Report

Surveillance on UK council websites

Brave’s report on surveillance of UK citizens by private companies embedded on council websites
Publisher
Big data Fair trading regulation Data collection Data collection platforms Internet Cyber security Local government administration Online privacy United Kingdom
Description

In this report, Brave reveals that people are extensively tracked by third party data collecting companies on their local councils websites. This applies with varying degrees of severity across the United Kingdom. The UK map (page 4) and tables (pages 17-21) show the number of third party data collectors in each council area. At its most dangerous, data brokers learn directly from council sites when individuals read about alcoholism and substance abuse assistance, as shown on page 13.

Key insights:
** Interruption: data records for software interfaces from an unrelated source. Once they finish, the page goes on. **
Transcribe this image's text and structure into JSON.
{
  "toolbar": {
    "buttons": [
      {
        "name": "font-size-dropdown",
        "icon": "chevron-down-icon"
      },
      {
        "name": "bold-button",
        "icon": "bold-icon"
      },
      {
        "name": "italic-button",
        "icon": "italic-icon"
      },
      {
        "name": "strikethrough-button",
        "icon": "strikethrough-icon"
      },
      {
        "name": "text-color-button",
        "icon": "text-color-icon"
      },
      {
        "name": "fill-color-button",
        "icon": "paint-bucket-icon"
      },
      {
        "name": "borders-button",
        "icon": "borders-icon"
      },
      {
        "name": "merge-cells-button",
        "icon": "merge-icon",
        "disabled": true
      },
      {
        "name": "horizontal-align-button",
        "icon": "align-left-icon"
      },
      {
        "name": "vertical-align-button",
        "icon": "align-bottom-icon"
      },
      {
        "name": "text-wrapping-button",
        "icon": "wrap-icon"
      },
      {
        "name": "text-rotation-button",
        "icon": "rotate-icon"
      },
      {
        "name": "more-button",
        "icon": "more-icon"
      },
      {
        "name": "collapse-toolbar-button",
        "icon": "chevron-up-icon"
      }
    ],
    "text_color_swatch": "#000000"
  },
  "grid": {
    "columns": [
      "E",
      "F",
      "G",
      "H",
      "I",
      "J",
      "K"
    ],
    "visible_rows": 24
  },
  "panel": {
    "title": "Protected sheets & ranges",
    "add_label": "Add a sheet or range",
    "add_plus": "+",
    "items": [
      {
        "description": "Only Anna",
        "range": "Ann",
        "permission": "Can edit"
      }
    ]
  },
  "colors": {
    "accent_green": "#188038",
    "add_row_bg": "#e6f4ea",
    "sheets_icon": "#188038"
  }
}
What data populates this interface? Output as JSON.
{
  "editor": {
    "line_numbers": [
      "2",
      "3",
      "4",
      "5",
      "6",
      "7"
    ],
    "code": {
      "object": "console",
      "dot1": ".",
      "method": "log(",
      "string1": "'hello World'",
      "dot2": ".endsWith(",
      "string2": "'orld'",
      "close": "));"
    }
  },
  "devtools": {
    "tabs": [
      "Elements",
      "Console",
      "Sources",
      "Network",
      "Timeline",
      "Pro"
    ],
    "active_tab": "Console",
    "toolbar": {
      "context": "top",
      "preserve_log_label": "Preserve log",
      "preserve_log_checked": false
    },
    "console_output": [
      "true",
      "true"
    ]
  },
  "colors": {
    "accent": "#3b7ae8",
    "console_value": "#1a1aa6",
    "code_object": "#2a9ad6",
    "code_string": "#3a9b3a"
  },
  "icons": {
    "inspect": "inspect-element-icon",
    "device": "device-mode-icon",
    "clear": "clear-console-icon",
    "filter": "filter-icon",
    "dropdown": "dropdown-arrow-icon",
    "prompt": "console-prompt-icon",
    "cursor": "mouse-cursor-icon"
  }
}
  • Nearly all council websites permit at least one company to learn about the behaviour of people who visit them. People seeking information about disability, poverty, drugs and alcoholism services are profiled by data brokers on some council websites.
  • 198 council websites in the UK use the “real-time bidding” (RTB) form of advertising. Realtime bidding is the biggest data breach ever recorded in the UK. Though illegality is not in dispute, the UK Information Commissioner (ICO) has failed to act.
  • Google operates systems used behind the scenes on many Council sites. Google owns all five of the top embedded elements loaded by council websites, giving it the power to know what virtually anyone in the UK views on council sites.
  • Over a quarter of the UK population is served by councils that embed Twitter, Facebook, and others on their sites, leaking the sensitive issues people read about to these companies.
  • 6.9 million people are served by councils that allow data broker LiveRamp to track people on their sites. Until recently it was part of the Acxiom Group, which sold data to Cambridge Analytica.
  • None of the data collecting companies recorded in this study had received consent from the website visitor to lawfully process data.
  • Data leakage from council websites is a "data breach”, under Article 5(1)f of the GDPR

 

Publication Details
Publication Year:
2020